» **Dataset excerpts**:

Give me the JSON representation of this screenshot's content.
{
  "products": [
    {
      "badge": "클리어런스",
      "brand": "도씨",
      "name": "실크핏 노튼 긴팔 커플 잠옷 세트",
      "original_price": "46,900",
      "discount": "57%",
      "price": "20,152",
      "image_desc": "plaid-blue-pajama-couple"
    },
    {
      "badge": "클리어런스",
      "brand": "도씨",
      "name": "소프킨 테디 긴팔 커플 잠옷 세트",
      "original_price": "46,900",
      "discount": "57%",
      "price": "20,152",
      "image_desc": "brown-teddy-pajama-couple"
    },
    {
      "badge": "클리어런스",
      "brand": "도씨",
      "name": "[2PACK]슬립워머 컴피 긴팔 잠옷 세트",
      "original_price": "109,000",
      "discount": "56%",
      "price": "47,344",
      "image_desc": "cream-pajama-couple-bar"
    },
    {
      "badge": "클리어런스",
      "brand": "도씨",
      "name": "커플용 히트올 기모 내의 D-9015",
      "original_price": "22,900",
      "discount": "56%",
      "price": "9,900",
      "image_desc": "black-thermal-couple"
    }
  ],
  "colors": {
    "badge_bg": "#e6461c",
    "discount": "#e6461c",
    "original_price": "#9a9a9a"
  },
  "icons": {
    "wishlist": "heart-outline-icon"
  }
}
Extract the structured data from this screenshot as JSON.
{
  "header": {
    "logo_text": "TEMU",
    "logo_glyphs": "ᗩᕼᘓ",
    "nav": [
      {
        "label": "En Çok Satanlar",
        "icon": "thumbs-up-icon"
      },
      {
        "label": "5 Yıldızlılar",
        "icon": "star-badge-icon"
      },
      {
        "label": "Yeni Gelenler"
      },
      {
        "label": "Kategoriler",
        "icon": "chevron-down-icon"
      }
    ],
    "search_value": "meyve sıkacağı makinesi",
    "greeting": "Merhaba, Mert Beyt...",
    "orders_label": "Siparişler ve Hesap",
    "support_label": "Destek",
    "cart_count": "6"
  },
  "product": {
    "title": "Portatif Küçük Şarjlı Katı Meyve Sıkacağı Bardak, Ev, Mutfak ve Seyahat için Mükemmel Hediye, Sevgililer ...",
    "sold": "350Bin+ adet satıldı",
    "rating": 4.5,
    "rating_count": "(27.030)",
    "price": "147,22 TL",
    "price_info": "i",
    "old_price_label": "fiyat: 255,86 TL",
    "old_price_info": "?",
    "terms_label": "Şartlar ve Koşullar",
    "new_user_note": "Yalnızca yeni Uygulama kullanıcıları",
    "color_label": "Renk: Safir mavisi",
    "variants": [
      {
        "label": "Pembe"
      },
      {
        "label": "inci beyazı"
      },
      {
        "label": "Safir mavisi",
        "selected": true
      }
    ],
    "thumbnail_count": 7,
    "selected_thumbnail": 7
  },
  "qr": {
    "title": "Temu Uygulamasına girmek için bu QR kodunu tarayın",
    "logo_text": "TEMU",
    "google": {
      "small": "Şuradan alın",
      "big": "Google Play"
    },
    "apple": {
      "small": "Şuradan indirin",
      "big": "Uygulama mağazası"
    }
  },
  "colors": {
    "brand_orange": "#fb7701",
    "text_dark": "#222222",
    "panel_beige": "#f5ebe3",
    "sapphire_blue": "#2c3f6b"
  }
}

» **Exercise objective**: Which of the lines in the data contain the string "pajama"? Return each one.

» **Answer section**:
      "image_desc": "plaid-blue-pajama-couple"
      "image_desc": "brown-teddy-pajama-couple"
      "image_desc": "cream-pajama-couple-bar"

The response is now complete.